> **Work request**
Print the records below exactly, leaving out nothing.

> **App and web page records**
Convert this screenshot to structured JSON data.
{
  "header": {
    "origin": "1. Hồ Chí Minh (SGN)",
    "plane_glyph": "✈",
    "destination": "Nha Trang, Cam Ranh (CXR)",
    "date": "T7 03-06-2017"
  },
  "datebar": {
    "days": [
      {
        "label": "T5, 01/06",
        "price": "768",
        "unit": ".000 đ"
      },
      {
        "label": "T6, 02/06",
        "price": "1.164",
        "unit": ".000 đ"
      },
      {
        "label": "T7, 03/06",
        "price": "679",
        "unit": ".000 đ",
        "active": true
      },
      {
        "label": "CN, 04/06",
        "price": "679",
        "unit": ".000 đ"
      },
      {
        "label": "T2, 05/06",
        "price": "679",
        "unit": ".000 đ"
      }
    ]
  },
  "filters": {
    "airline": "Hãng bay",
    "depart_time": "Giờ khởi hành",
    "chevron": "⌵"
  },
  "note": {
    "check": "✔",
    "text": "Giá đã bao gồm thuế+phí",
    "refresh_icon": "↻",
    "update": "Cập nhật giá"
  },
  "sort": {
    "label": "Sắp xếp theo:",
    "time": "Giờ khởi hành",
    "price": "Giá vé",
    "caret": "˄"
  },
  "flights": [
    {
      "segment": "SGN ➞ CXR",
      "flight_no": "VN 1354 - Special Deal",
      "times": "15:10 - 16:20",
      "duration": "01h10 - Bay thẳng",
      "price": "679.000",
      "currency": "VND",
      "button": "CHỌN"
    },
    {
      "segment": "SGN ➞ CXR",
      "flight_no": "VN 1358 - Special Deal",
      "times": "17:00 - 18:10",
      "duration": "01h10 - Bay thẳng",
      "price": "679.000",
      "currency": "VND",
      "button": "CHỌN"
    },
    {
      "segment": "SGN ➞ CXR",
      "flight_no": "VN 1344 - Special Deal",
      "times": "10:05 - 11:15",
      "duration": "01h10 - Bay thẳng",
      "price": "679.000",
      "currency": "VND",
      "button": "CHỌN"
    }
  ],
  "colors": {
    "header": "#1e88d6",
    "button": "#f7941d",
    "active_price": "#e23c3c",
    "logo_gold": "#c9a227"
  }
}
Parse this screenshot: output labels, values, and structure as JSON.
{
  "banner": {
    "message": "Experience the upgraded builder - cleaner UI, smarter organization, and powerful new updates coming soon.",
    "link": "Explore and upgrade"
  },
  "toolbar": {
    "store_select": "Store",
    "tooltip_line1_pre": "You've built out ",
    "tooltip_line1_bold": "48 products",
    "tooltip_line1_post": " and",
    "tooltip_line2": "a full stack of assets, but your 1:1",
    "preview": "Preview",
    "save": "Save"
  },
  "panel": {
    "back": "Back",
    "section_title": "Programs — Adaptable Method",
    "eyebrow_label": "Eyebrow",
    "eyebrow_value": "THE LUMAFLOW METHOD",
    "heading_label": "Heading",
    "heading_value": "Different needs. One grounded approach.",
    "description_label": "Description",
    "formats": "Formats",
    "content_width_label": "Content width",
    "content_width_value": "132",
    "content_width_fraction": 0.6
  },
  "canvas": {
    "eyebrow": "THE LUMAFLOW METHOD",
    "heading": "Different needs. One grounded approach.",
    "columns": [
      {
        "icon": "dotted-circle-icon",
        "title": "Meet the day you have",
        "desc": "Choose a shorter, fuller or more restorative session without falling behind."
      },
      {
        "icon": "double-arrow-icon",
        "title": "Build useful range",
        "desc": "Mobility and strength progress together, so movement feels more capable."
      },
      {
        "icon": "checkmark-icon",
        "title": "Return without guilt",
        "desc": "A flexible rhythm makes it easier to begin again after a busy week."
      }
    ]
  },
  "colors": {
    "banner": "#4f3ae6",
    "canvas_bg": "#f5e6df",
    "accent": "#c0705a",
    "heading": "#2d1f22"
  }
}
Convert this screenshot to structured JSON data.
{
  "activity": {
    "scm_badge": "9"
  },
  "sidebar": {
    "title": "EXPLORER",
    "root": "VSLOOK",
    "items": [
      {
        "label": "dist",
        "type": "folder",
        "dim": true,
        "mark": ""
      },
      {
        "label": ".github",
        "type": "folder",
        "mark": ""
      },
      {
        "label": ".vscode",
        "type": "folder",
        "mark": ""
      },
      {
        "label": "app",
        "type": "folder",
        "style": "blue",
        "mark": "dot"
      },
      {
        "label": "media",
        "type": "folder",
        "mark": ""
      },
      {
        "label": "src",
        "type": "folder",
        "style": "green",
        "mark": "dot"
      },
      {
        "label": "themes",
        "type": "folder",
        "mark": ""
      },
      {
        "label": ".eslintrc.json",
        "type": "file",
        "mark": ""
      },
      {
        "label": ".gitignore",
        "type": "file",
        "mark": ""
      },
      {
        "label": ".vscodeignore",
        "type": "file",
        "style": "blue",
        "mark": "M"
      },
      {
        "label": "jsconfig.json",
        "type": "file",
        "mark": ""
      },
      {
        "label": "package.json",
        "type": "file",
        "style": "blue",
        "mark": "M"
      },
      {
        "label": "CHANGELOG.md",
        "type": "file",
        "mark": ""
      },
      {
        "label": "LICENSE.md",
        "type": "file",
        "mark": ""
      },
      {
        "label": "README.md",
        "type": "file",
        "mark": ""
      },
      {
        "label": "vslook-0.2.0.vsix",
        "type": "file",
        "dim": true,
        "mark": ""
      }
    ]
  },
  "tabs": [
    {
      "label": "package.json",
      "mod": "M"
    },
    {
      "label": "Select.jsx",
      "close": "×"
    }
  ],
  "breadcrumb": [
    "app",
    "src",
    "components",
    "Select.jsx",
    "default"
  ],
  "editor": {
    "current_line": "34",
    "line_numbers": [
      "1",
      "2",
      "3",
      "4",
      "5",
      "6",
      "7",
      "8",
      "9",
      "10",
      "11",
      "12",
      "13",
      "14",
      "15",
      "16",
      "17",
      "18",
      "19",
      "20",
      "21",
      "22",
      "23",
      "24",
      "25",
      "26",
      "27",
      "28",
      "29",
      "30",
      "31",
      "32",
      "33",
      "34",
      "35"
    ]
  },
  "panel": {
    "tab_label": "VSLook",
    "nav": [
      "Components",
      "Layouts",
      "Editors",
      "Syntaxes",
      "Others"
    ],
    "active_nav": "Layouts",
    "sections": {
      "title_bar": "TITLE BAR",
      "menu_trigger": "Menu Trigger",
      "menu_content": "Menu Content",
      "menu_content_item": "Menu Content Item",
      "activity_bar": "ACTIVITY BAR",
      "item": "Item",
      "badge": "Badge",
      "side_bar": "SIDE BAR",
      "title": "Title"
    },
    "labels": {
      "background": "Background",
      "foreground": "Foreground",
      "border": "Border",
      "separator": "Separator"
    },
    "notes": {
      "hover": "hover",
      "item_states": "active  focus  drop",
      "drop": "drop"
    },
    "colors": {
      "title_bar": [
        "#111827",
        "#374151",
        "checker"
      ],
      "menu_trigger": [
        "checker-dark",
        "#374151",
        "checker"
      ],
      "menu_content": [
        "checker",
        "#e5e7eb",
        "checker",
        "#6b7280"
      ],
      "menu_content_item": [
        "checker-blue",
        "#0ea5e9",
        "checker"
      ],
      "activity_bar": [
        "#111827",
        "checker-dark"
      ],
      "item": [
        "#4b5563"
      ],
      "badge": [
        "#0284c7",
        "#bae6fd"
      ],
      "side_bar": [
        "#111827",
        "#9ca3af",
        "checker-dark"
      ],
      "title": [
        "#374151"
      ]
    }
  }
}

> **Solution**
Convert this screenshot to structured JSON data.
{
  "header": {
    "origin": "1. Hồ Chí Minh (SGN)",
    "plane_glyph": "✈",
    "destination": "Nha Trang, Cam Ranh (CXR)",
    "date": "T7 03-06-2017"
  },
  "datebar": {
    "days": [
      {
        "label": "T5, 01/06",
        "price": "768",
        "unit": ".000 đ"
      },
      {
        "label": "T6, 02/06",
        "price": "1.164",
        "unit": ".000 đ"
      },
      {
        "label": "T7, 03/06",
        "price": "679",
        "unit": ".000 đ",
        "active": true
      },
      {
        "label": "CN, 04/06",
        "price": "679",
        "unit": ".000 đ"
      },
      {
        "label": "T2, 05/06",
        "price": "679",
        "unit": ".000 đ"
      }
    ]
  },
  "filters": {
    "airline": "Hãng bay",
    "depart_time": "Giờ khởi hành",
    "chevron": "⌵"
  },
  "note": {
    "check": "✔",
    "text": "Giá đã bao gồm thuế+phí",
    "refresh_icon": "↻",
    "update": "Cập nhật giá"
  },
  "sort": {
    "label": "Sắp xếp theo:",
    "time": "Giờ khởi hành",
    "price": "Giá vé",
    "caret": "˄"
  },
  "flights": [
    {
      "segment": "SGN ➞ CXR",
      "flight_no": "VN 1354 - Special Deal",
      "times": "15:10 - 16:20",
      "duration": "01h10 - Bay thẳng",
      "price": "679.000",
      "currency": "VND",
      "button": "CHỌN"
    },
    {
      "segment": "SGN ➞ CXR",
      "flight_no": "VN 1358 - Special Deal",
      "times": "17:00 - 18:10",
      "duration": "01h10 - Bay thẳng",
      "price": "679.000",
      "currency": "VND",
      "button": "CHỌN"
    },
    {
      "segment": "SGN ➞ CXR",
      "flight_no": "VN 1344 - Special Deal",
      "times": "10:05 - 11:15",
      "duration": "01h10 - Bay thẳng",
      "price": "679.000",
      "currency": "VND",
      "button": "CHỌN"
    }
  ],
  "colors": {
    "header": "#1e88d6",
    "button": "#f7941d",
    "active_price": "#e23c3c",
    "logo_gold": "#c9a227"
  }
}
Parse this screenshot: output labels, values, and structure as JSON.
{
  "banner": {
    "message": "Experience the upgraded builder - cleaner UI, smarter organization, and powerful new updates coming soon.",
    "link": "Explore and upgrade"
  },
  "toolbar": {
    "store_select": "Store",
    "tooltip_line1_pre": "You've built out ",
    "tooltip_line1_bold": "48 products",
    "tooltip_line1_post": " and",
    "tooltip_line2": "a full stack of assets, but your 1:1",
    "preview": "Preview",
    "save": "Save"
  },
  "panel": {
    "back": "Back",
    "section_title": "Programs — Adaptable Method",
    "eyebrow_label": "Eyebrow",
    "eyebrow_value": "THE LUMAFLOW METHOD",
    "heading_label": "Heading",
    "heading_value": "Different needs. One grounded approach.",
    "description_label": "Description",
    "formats": "Formats",
    "content_width_label": "Content width",
    "content_width_value": "132",
    "content_width_fraction": 0.6
  },
  "canvas": {
    "eyebrow": "THE LUMAFLOW METHOD",
    "heading": "Different needs. One grounded approach.",
    "columns": [
      {
        "icon": "dotted-circle-icon",
        "title": "Meet the day you have",
        "desc": "Choose a shorter, fuller or more restorative session without falling behind."
      },
      {
        "icon": "double-arrow-icon",
        "title": "Build useful range",
        "desc": "Mobility and strength progress together, so movement feels more capable."
      },
      {
        "icon": "checkmark-icon",
        "title": "Return without guilt",
        "desc": "A flexible rhythm makes it easier to begin again after a busy week."
      }
    ]
  },
  "colors": {
    "banner": "#4f3ae6",
    "canvas_bg": "#f5e6df",
    "accent": "#c0705a",
    "heading": "#2d1f22"
  }
}
Convert this screenshot to structured JSON data.
{
  "activity": {
    "scm_badge": "9"
  },
  "sidebar": {
    "title": "EXPLORER",
    "root": "VSLOOK",
    "items": [
      {
        "label": "dist",
        "type": "folder",
        "dim": true,
        "mark": ""
      },
      {
        "label": ".github",
        "type": "folder",
        "mark": ""
      },
      {
        "label": ".vscode",
        "type": "folder",
        "mark": ""
      },
      {
        "label": "app",
        "type": "folder",
        "style": "blue",
        "mark": "dot"
      },
      {
        "label": "media",
        "type": "folder",
        "mark": ""
      },
      {
        "label": "src",
        "type": "folder",
        "style": "green",
        "mark": "dot"
      },
      {
        "label": "themes",
        "type": "folder",
        "mark": ""
      },
      {
        "label": ".eslintrc.json",
        "type": "file",
        "mark": ""
      },
      {
        "label": ".gitignore",
        "type": "file",
        "mark": ""
      },
      {
        "label": ".vscodeignore",
        "type": "file",
        "style": "blue",
        "mark": "M"
      },
      {
        "label": "jsconfig.json",
        "type": "file",
        "mark": ""
      },
      {
        "label": "package.json",
        "type": "file",
        "style": "blue",
        "mark": "M"
      },
      {
        "label": "CHANGELOG.md",
        "type": "file",
        "mark": ""
      },
      {
        "label": "LICENSE.md",
        "type": "file",
        "mark": ""
      },
      {
        "label": "README.md",
        "type": "file",
        "mark": ""
      },
      {
        "label": "vslook-0.2.0.vsix",
        "type": "file",
        "dim": true,
        "mark": ""
      }
    ]
  },
  "tabs": [
    {
      "label": "package.json",
      "mod": "M"
    },
    {
      "label": "Select.jsx",
      "close": "×"
    }
  ],
  "breadcrumb": [
    "app",
    "src",
    "components",
    "Select.jsx",
    "default"
  ],
  "editor": {
    "current_line": "34",
    "line_numbers": [
      "1",
      "2",
      "3",
      "4",
      "5",
      "6",
      "7",
      "8",
      "9",
      "10",
      "11",
      "12",
      "13",
      "14",
      "15",
      "16",
      "17",
      "18",
      "19",
      "20",
      "21",
      "22",
      "23",
      "24",
      "25",
      "26",
      "27",
      "28",
      "29",
      "30",
      "31",
      "32",
      "33",
      "34",
      "35"
    ]
  },
  "panel": {
    "tab_label": "VSLook",
    "nav": [
      "Components",
      "Layouts",
      "Editors",
      "Syntaxes",
      "Others"
    ],
    "active_nav": "Layouts",
    "sections": {
      "title_bar": "TITLE BAR",
      "menu_trigger": "Menu Trigger",
      "menu_content": "Menu Content",
      "menu_content_item": "Menu Content Item",
      "activity_bar": "ACTIVITY BAR",
      "item": "Item",
      "badge": "Badge",
      "side_bar": "SIDE BAR",
      "title": "Title"
    },
    "labels": {
      "background": "Background",
      "foreground": "Foreground",
      "border": "Border",
      "separator": "Separator"
    },
    "notes": {
      "hover": "hover",
      "item_states": "active  focus  drop",
      "drop": "drop"
    },
    "colors": {
      "title_bar": [
        "#111827",
        "#374151",
        "checker"
      ],
      "menu_trigger": [
        "checker-dark",
        "#374151",
        "checker"
      ],
      "menu_content": [
        "checker",
        "#e5e7eb",
        "checker",
        "#6b7280"
      ],
      "menu_content_item": [
        "checker-blue",
        "#0ea5e9",
        "checker"
      ],
      "activity_bar": [
        "#111827",
        "checker-dark"
      ],
      "item": [
        "#4b5563"
      ],
      "badge": [
        "#0284c7",
        "#bae6fd"
      ],
      "side_bar": [
        "#111827",
        "#9ca3af",
        "checker-dark"
      ],
      "title": [
        "#374151"
      ]
    }
  }
}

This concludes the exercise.